Schools and colleges apply this data for marketing and recruitment purposes, using their students’ progression to Russell Group universities as a measure of their success and reputation. This indicator is therefore driving a disproportionate application interest in Russell Group institutions. The relatively recent removal of the student number cap, and the grade inflation associated with teacher assessed grades, has compounded this disproportionate interest.  As a result, Russell Group university numbers have swelled in recent years, at the expense of non-Russell Group universities like UEA. The increasing polarisation of wealth within the UK HE market is essentially driven by government policy. Many non-Russell Group universities have been forced to make cost savings as a result of falling income.

The Russell Group is a self-selecting, advocacy organisation that promotes only the interests of its paying members. It is not subject to any qualifying measures of quality. UEA is not a Russell Group member, but we outperformed eight of the Russell Group universities in our most recent Research Excellence Framework results. It is deeply flawed for the DfE to be (inadvertently) skewing the HE market by driving more applications to the universities represented by the Russell Group.

UEA is asking the DfE to make a small adjustment to the performance indicators for 16 to 18 years olds. Rather than recording how many students progress to Russell Group universities, the DfE should use independently verified, evidence-based measures of university success and reputation, such as the Times Higher Education rankings based on the Research Excellence Framework and the Teaching Excellence Framework. This small adjustment would mean that schools and colleges would no longer be incentivised to discourage applications to non-Russell Group universities.

Therefore, there is a substantial place-based impact of the DfE promoting Russell Group universities in this way. Cambridge University is the only university in the east of England that is a member of the Russell Group.
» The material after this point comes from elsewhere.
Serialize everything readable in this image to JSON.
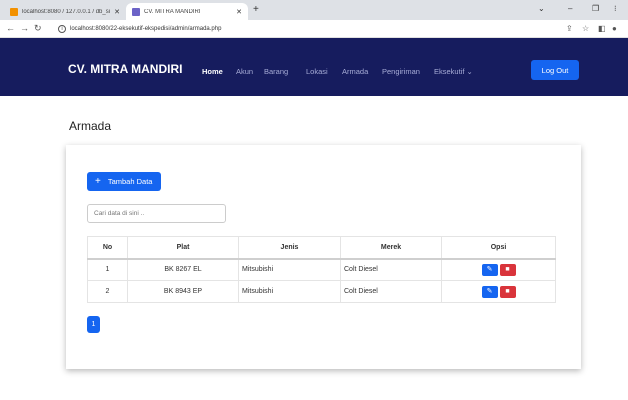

Effectively the DfE is suggesting that all HE institutions in the east of England are of less value than any in the Russell Group. The DfE must re-rationalise this policy in the context of Lifelong Learning policies and apprenticeships which are likely to drive more local interest in flexible, short-term, non-residential university course offers.

UEA would welcome the opportunity to provide the Committee with further evidence in respect of this area of policy reform.

07 April 2023